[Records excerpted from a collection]

◆ ◆ ◆ ◆ ◆ ◆ ◆

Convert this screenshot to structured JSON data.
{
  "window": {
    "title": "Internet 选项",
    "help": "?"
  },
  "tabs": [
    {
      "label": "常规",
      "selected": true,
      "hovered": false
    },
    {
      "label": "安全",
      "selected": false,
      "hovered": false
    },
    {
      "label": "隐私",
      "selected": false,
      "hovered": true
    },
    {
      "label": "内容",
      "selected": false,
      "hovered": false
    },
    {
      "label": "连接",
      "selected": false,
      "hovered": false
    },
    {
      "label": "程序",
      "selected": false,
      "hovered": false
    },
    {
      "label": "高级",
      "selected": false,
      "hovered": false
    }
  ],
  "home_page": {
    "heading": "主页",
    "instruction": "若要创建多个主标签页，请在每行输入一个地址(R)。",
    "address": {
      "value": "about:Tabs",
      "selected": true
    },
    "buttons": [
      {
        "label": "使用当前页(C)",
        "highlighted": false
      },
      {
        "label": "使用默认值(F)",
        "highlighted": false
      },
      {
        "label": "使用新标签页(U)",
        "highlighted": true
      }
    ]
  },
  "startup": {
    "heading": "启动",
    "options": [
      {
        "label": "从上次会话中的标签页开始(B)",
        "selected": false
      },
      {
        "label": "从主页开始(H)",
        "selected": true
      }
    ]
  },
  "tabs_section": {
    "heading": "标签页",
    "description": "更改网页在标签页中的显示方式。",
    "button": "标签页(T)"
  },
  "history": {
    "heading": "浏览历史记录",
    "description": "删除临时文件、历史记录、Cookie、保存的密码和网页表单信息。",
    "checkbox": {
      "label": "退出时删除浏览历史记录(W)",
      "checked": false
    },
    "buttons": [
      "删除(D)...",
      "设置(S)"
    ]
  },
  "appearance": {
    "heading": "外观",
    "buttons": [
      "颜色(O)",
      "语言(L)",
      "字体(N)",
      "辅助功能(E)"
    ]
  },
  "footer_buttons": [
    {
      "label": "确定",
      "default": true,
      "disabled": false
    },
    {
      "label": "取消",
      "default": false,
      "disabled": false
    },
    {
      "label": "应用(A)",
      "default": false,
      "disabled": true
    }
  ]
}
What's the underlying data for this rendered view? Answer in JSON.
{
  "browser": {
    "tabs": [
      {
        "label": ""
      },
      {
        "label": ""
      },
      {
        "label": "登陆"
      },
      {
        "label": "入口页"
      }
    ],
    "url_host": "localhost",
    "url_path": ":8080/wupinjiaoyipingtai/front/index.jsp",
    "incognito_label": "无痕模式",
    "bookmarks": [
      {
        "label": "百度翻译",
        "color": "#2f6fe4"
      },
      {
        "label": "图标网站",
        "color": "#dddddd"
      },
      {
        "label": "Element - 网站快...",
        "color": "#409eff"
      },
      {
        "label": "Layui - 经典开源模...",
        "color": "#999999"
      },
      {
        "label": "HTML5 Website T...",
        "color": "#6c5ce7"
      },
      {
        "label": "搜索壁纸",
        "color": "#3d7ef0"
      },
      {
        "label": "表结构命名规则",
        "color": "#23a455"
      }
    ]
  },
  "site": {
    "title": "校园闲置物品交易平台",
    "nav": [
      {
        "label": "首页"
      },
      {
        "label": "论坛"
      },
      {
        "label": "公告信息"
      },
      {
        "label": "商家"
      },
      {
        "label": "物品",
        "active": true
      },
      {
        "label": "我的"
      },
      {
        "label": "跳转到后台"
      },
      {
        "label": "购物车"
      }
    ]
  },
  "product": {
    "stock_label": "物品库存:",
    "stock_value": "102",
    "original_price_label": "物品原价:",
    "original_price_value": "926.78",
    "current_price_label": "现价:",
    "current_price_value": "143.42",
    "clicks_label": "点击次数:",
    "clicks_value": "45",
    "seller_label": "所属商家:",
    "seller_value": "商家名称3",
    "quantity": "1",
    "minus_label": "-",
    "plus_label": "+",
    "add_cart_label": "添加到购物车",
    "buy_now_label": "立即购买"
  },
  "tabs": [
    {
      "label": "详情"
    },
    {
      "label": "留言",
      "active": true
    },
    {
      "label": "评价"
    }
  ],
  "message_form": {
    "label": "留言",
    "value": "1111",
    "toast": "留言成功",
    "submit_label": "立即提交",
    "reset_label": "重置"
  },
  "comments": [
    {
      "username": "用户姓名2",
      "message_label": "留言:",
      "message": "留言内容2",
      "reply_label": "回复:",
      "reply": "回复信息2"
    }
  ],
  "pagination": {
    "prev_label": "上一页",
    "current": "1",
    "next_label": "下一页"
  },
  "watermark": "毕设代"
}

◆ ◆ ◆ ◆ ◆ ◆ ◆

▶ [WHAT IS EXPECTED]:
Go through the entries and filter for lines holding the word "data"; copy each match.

▶ [RESPONSE TO THIS EXERCISE]:
Convert this screenshot to structured JSON data.
What's the underlying data for this rendered view? Answer in JSON.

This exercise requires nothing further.